4 years ago

Hello. I am using two kinds of traps in my home, the protein based Raid ones, and the Terro Liquid ones for sweet loving ants. I believe the ants in my home to be Pharoah ants. They took to one of the Terro baits quite well, as I placed it near what appears to be their main entry point. I have the rest of the bait traps placed all around my kitchen and bathroom. They seem to weave into the protein ones once in awhile, but only for a few seconds. Despite them seeming to really like the one sweet… Read more »

Dezirae (@guest_6568)
Reply to  Helga George, PhD
4 years ago

I’ll have to go pick up some more. Do you have any other recommendations for measures I can take if it is indeed a split colony? Any actions I should avoid to make the situation worse? I’m pretty desperate to resolve this issue as quickly as possible.

Dezirae (@guest_6573)
Reply to  Helga George, PhD
4 years ago

I did spray the ants yesterday morning, as I woke up and found LOADS of them getting onto a spill under my fridge and I panicked. If it’s a split colony, perhaps that’s what caused them to split. It was yesterday at lunch that I went out to buy the traps and set them down. Was feeling very hopeful when I saw the swarm around the one trap! Spent the night cleaning up the spill and the floors, making sure there wasn’t anything they would go crazy over.

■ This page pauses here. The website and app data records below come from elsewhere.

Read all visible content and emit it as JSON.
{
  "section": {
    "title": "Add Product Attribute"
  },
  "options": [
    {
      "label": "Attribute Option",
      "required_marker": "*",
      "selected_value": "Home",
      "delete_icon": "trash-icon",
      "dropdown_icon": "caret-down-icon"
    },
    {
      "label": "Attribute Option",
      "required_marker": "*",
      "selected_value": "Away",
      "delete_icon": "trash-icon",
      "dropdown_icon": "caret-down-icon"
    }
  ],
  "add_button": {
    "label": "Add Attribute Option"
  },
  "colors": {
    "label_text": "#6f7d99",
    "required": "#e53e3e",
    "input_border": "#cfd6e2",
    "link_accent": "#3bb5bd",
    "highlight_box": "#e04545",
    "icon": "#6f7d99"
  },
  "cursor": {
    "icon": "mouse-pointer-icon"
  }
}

I’m wondering now if that all may have been a very bad… Read more »

Dezirae (@guest_6577)
Reply to  Helga George, PhD
4 years ago

Thank you for taking the time to reply to my questions! It’s easy to find the general info on how to deal with this, but very difficult to find answers to specific questions, so I very much appreciate it! I went all out on traps. Bought some more liquid ones at lunch and just finished placing them around more areas of the house. Tried placing them in areas I see them bunch a little, without getting in the way of their trails directly (I hope!) I also decided to try a gel, which I placed around all the floorboards and… Read more »

Dezirae (@guest_6582)
Reply to  Helga George, PhD
4 years ago

I will, thank you!

Dezirae (@guest_6604)
Reply to  Dezirae
4 years ago

So update on the situation as of this morning. There are A LOT more ants today. A lot of them do seem to be grouping around a few particular bait stations, and some seem to be milling about around some of the gel bait too. But there are also a lot of them that are just milling around on the floor, not necessarily going for the bait. I’d read that when the bait starts to work there will be a lot more ants in the house for awhile while they all flock to it, but I’m trying now to figure… Read more »

Dezirae (@guest_6606)
Reply to  Dezirae
4 years ago

I think I may have mis-identified them as well.. They’re all black, and to my eyes they seem small and the abdomen is a bit shiny in bright light. Pharoah ants are apparently yellow/brown, so I’m not sure why I thought they were black. I want to say they’re just little black ants and not carpenter ants, but that may be wishful thinking too.